Then its back out into the biting wind and onto a bus that takes us into the mountains and drops us into a grotty town peopled mainly by Hui, Chinese Muslims. In the 1800s there were two major rebellions by Muslims in Gansu that ended in their almost total eradication, but some communities have survived. This small town looks like it's missing out on China's new growth - the buildings are sad and ugly, the streets are scruffy. Thankfully there's a connection to Xiahe. Our crusty but trusty bus plods into more mountainous landscapes and finally deposits us in a muddy yard at one end of the very long one-street town. The sun has dropped behind the mountains and the sky is ominously dark.
In the morning Xiahe looks a lot better than first impressions. The sun is late to rise - a reminder that we're just a little further west - and there's a chill in the shade. The town's main draw is the Labrang Monastery, one of the six major monasteries of the Dalai Lama's sect of Tibetan Buddhism. The majority of visitors are Tibetan pilgrims who come here to pay homage and walk the kora, the circuit of the monastery lined with prayer wheels, stupas and temples.
The first sound we hear on this morning is not the chanting of monks or pilgrims but the unison shouts of soldiers returning to barracks behind our hotel.

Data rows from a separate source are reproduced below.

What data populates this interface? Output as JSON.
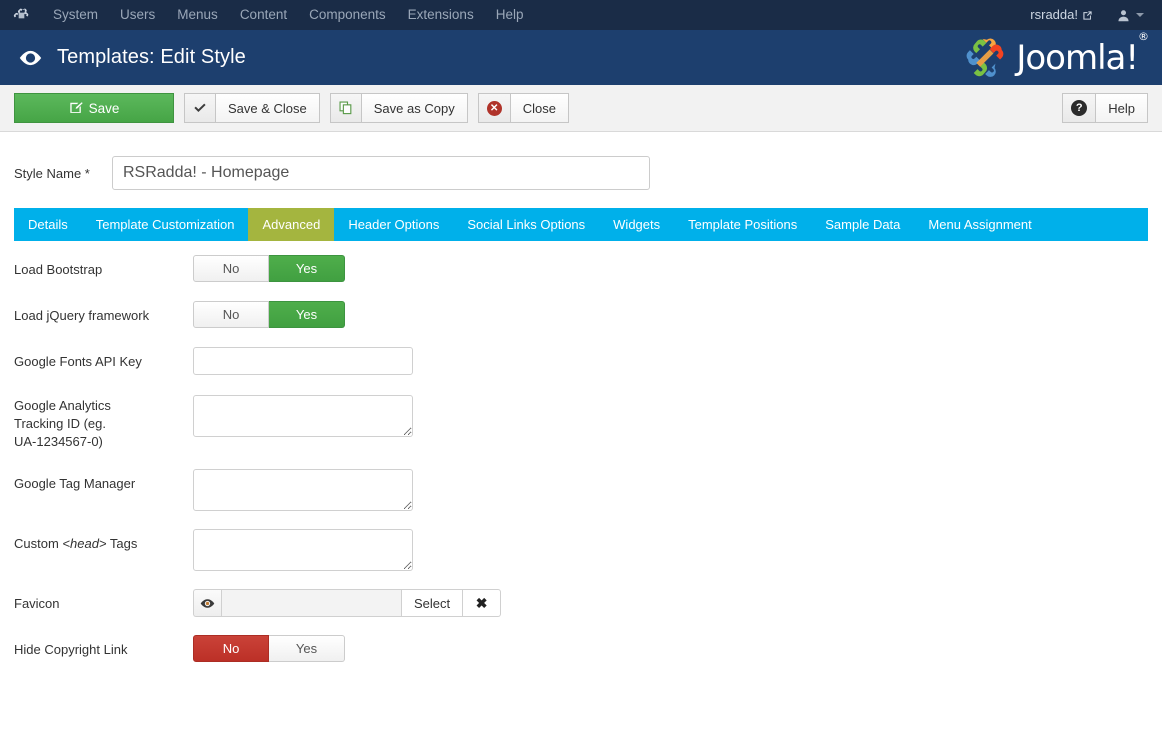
{
  "topnav": {
    "brand_icon": "joomla-mark-icon",
    "items": [
      {
        "label": "System"
      },
      {
        "label": "Users"
      },
      {
        "label": "Menus"
      },
      {
        "label": "Content"
      },
      {
        "label": "Components"
      },
      {
        "label": "Extensions"
      },
      {
        "label": "Help"
      }
    ],
    "site_link_label": "rsradda!",
    "site_link_icon": "external-link-icon",
    "user_icon": "user-icon",
    "caret_icon": "chevron-down-icon"
  },
  "header": {
    "icon": "eye-icon",
    "title": "Templates: Edit Style",
    "logo_text": "Joomla!",
    "logo_registered": "®"
  },
  "toolbar": {
    "save_label": "Save",
    "save_icon": "pencil-square-icon",
    "save_close_label": "Save & Close",
    "save_close_icon": "check-icon",
    "save_copy_label": "Save as Copy",
    "save_copy_icon": "copy-icon",
    "close_label": "Close",
    "close_icon": "x-circle-icon",
    "help_label": "Help",
    "help_icon": "question-circle-icon"
  },
  "style_name": {
    "label": "Style Name *",
    "value": "RSRadda! - Homepage",
    "placeholder": ""
  },
  "tabs": [
    {
      "label": "Details",
      "active": false
    },
    {
      "label": "Template Customization",
      "active": false
    },
    {
      "label": "Advanced",
      "active": true
    },
    {
      "label": "Header Options",
      "active": false
    },
    {
      "label": "Social Links Options",
      "active": false
    },
    {
      "label": "Widgets",
      "active": false
    },
    {
      "label": "Template Positions",
      "active": false
    },
    {
      "label": "Sample Data",
      "active": false
    },
    {
      "label": "Menu Assignment",
      "active": false
    }
  ],
  "fields": {
    "load_bootstrap": {
      "label": "Load Bootstrap",
      "option_no": "No",
      "option_yes": "Yes",
      "selected": "Yes"
    },
    "load_jquery": {
      "label": "Load jQuery framework",
      "option_no": "No",
      "option_yes": "Yes",
      "selected": "Yes"
    },
    "google_fonts_api_key": {
      "label": "Google Fonts API Key",
      "value": "",
      "placeholder": ""
    },
    "google_analytics": {
      "label_line1": "Google Analytics",
      "label_line2": "Tracking ID (eg.",
      "label_line3": "UA-1234567-0)",
      "value": "",
      "placeholder": ""
    },
    "google_tag_manager": {
      "label": "Google Tag Manager",
      "value": "",
      "placeholder": ""
    },
    "custom_head_tags": {
      "label_prefix": "Custom ",
      "label_italic": "<head>",
      "label_suffix": " Tags",
      "value": "",
      "placeholder": ""
    },
    "favicon": {
      "label": "Favicon",
      "value": "",
      "placeholder": "",
      "preview_icon": "eye-icon",
      "select_label": "Select",
      "clear_icon": "x-icon"
    },
    "hide_copyright_link": {
      "label": "Hide Copyright Link",
      "option_no": "No",
      "option_yes": "Yes",
      "selected": "No"
    }
  },
  "colors": {
    "topnav_bg": "#1a2c47",
    "header_bg": "#1d3f6e",
    "tabs_bg": "#00b0ea",
    "tab_active_bg": "#a4b53f",
    "toggle_on_green": "#41a041",
    "toggle_on_red": "#bc3027",
    "save_green": "#46a546"
  }
}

In the grounds their riot gear is laid out - for inspection or easy access? The riots in Lhasa in early 2008 also sparked protests here. It's alleged that 19 people died, but some think more. It's hard to know what tensions exist here - all seems peaceful and tourists have been allowed back since last July - but the town is visibly divided into three parts. There's the old Tibetan side, the Hui Muslims in the middle and Han Chinese at the other end, where big new buildings are going up. There are CCTV cameras on the main street and soldiers' barracks dotted about the valley.
The monastery is a huge complex of several temples, college buildings and hundreds of monks' houses. There's a constant stream of weary pilgrims circulating, uttering prayers, fingering prayer beads and turning prayer wheels. The air is thick with prayers. Most of the pilgrims are in traditional Tibetan dress - layers and layers and thick (yak-skin?) overcoats with overlong sleeves. Many of the women wear striped aprons, heavy jewellery and a face mask - to protect from dust/sun/cold. It's a fascinating ancient ritual but the pilgrims look shockingly poor and scruffy, with thin weather-beaten faces, compared to the well-dressed monks in clean maroon robes, good shoes and their chubby well-scrubbed faces. But that's how it always is. We meet a young monk, Gedun, who wants to practise his English. He's from a herder's family in Qinghai, the province northeast of Tibet. He studies Buddhist philosophy, and will do for many years to come. We meet him for tea a couple of times and talk about life, the universe and, uh, Barack Obama. When we ask about the monks with gold watches, and mobile phones , laden with shopping or tucking into big meals in some of the nicer restaurants in town, Gedun explains that many come from wealthy families and have "business in China". This makes it even more difficult to watch pilgrims kow-towing to monks in the street.
The surrounding landscape is dry and almost treeless. There are grassy hills on both sides of the valley leading to distant snow-capped mountains. Farther off up the valley are vast expanses of grasslands, but it's late in the year now and the herders have returned to their villages. The weather is perfect for walking and we climb to a peak with prayer flags, in the middle of a horseshoe ridge that gives extensive views all around. From up here we can see a longer ridge across up the valley, which we attempt the next day. The days are sunny but cool, but it feels warmer up on the ridges than down in the town. These are our first long walks since we left India and they're wonderful. Sitting in the long brown grass, looking down on minuscule villages fills us with an exhilarating joy. We have found a beautiful and untouched part of China at last.Back in the monastery we meet Andrea and Gerhard, two German cyclists who have come across from Uzbekistan. They fill us with Bicycle Fever. Like all cyclists, they seem to be always eating. With them, we witness the daily assembly of monks, all in their yellow hats, for morning prayers. It makes for great photos. If only we could capture the babbling chants and conch shell hoots as well. At night it's freezing and we wonder how long Andrea and Gerhard can go on in this severe climate. We are struggling to cope with long cold nights in our hotel - it would be perfect if there was heating and reliable hot water, but only on our fifth and last night do we get both.